— TASK BRIEF —
Extract all of the entries and give them again, word for word.

— LISTED ENTRIES —
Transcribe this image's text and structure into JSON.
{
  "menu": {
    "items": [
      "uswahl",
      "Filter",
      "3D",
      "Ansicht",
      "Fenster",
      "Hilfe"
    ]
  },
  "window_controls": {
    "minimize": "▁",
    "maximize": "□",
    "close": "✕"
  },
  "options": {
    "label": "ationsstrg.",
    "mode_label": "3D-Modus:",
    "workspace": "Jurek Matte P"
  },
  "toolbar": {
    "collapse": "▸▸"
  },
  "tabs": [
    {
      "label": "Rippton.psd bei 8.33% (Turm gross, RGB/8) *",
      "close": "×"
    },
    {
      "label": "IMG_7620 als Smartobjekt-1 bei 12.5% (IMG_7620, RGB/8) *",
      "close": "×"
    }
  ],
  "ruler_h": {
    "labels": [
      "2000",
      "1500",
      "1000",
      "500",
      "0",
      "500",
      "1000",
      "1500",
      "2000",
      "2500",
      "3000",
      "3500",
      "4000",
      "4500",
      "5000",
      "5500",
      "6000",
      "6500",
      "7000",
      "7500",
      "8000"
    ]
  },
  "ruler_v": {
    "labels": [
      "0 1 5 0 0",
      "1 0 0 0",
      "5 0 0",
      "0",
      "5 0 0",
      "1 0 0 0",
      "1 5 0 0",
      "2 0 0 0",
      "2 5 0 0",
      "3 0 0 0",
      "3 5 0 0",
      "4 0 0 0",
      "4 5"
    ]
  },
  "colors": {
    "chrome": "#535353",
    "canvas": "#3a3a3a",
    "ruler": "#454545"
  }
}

— SOLVED EXERCISE —
Transcribe this image's text and structure into JSON.
{
  "menu": {
    "items": [
      "uswahl",
      "Filter",
      "3D",
      "Ansicht",
      "Fenster",
      "Hilfe"
    ]
  },
  "window_controls": {
    "minimize": "▁",
    "maximize": "□",
    "close": "✕"
  },
  "options": {
    "label": "ationsstrg.",
    "mode_label": "3D-Modus:",
    "workspace": "Jurek Matte P"
  },
  "toolbar": {
    "collapse": "▸▸"
  },
  "tabs": [
    {
      "label": "Rippton.psd bei 8.33% (Turm gross, RGB/8) *",
      "close": "×"
    },
    {
      "label": "IMG_7620 als Smartobjekt-1 bei 12.5% (IMG_7620, RGB/8) *",
      "close": "×"
    }
  ],
  "ruler_h": {
    "labels": [
      "2000",
      "1500",
      "1000",
      "500",
      "0",
      "500",
      "1000",
      "1500",
      "2000",
      "2500",
      "3000",
      "3500",
      "4000",
      "4500",
      "5000",
      "5500",
      "6000",
      "6500",
      "7000",
      "7500",
      "8000"
    ]
  },
  "ruler_v": {
    "labels": [
      "0 1 5 0 0",
      "1 0 0 0",
      "5 0 0",
      "0",
      "5 0 0",
      "1 0 0 0",
      "1 5 0 0",
      "2 0 0 0",
      "2 5 0 0",
      "3 0 0 0",
      "3 5 0 0",
      "4 0 0 0",
      "4 5"
    ]
  },
  "colors": {
    "chrome": "#535353",
    "canvas": "#3a3a3a",
    "ruler": "#454545"
  }
}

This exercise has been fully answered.